# [Aim of the task]
Scan the entries for the word "Amtali" and report how many lines contain it, as a number with no other words.

# [Web page and app entries]
»»
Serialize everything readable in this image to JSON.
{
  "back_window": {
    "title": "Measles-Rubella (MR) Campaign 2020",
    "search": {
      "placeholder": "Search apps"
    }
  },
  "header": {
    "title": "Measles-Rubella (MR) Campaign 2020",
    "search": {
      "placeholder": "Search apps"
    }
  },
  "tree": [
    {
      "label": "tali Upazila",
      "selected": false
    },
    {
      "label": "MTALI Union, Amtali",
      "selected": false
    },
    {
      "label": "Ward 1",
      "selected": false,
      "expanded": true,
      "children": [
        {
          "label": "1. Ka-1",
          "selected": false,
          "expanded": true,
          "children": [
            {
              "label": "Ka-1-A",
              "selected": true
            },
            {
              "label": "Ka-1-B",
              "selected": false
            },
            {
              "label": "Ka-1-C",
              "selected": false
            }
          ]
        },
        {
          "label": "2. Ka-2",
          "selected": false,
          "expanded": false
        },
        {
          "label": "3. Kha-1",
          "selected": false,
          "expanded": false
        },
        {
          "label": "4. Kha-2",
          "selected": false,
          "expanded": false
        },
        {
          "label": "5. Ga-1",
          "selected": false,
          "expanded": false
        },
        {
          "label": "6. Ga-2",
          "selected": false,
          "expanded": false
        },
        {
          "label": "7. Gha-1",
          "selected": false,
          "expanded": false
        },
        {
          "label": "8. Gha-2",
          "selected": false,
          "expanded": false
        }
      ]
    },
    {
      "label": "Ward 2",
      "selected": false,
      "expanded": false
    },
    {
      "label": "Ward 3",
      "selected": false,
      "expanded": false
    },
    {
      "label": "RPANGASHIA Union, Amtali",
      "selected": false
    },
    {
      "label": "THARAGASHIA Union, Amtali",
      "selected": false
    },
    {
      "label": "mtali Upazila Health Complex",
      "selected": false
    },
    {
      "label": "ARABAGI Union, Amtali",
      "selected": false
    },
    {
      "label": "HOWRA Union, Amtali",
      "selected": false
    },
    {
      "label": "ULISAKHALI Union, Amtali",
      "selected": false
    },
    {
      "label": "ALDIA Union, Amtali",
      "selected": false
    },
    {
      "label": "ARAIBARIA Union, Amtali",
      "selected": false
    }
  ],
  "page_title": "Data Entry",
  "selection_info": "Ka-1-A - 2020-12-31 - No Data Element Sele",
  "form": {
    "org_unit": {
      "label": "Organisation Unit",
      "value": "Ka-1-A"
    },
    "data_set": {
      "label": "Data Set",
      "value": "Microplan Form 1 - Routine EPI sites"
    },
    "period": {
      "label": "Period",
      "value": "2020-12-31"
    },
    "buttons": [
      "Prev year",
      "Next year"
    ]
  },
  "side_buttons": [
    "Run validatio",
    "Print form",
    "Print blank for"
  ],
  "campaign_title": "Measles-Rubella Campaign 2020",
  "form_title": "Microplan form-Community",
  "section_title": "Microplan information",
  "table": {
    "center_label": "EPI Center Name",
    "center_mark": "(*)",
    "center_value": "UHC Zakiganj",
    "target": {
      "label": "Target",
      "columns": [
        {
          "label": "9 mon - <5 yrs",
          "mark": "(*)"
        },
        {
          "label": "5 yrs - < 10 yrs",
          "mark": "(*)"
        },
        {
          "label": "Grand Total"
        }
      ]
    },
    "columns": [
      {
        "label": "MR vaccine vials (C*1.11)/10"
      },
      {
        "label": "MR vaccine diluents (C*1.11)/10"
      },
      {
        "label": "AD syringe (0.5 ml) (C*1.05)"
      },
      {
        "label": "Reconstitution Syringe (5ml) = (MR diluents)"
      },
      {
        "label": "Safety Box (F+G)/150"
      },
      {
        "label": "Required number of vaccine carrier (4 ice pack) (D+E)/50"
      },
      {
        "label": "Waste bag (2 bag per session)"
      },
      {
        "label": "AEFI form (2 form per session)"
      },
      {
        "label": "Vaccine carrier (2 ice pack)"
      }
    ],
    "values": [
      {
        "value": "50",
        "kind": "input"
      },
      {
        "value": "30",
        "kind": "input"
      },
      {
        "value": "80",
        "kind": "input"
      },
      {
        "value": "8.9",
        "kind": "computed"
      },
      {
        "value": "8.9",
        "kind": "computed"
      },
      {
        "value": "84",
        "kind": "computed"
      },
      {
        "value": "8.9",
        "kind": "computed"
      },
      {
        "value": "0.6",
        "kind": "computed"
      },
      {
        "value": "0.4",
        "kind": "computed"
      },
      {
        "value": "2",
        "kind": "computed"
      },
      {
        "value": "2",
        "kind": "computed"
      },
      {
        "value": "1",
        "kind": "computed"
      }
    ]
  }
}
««
# [Exercise solution]
8